>>>
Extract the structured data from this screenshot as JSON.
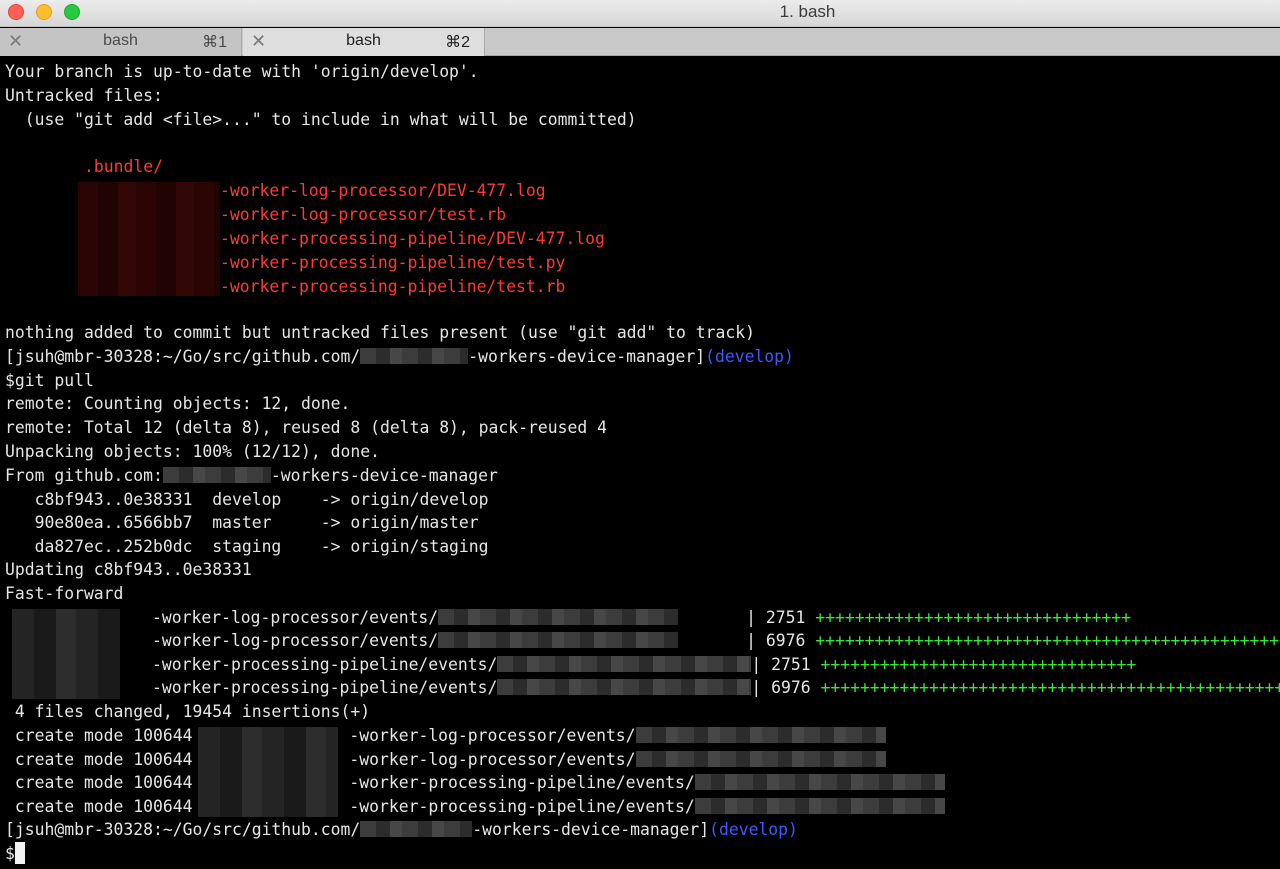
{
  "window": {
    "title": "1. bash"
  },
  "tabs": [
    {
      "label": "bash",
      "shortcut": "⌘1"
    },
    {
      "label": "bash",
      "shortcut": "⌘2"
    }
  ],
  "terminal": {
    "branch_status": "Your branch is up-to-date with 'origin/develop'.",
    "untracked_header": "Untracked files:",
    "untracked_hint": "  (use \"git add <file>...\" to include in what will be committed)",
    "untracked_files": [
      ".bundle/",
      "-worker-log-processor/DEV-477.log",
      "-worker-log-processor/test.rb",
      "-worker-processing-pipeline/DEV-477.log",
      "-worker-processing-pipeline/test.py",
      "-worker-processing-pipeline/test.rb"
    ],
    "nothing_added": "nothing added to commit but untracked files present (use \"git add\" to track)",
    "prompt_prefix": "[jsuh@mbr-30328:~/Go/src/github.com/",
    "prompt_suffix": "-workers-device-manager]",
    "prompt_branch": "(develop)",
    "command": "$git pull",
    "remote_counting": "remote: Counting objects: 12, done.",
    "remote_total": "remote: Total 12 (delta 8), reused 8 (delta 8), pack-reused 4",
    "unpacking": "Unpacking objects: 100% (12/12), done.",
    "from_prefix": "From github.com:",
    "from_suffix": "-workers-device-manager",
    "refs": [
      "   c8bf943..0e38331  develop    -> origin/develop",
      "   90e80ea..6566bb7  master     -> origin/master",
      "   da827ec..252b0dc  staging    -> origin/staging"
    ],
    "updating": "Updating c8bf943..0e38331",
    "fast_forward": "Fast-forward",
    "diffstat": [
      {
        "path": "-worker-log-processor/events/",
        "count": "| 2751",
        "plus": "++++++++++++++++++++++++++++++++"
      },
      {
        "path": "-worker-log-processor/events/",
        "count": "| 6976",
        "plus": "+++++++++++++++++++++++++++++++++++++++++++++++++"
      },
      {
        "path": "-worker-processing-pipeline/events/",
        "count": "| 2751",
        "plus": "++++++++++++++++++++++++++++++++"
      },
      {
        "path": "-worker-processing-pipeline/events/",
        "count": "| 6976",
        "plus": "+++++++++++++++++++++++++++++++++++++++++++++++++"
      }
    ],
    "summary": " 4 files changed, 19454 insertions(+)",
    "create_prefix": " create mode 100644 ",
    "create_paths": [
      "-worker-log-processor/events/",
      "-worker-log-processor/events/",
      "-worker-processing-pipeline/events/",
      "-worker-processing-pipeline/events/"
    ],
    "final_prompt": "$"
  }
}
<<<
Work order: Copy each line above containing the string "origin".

Solution for this task:
    "branch_status": "Your branch is up-to-date with 'origin/develop'.",
      "   c8bf943..0e38331  develop    -> origin/develop",
      "   90e80ea..6566bb7  master     -> origin/master",
      "   da827ec..252b0dc  staging    -> origin/staging"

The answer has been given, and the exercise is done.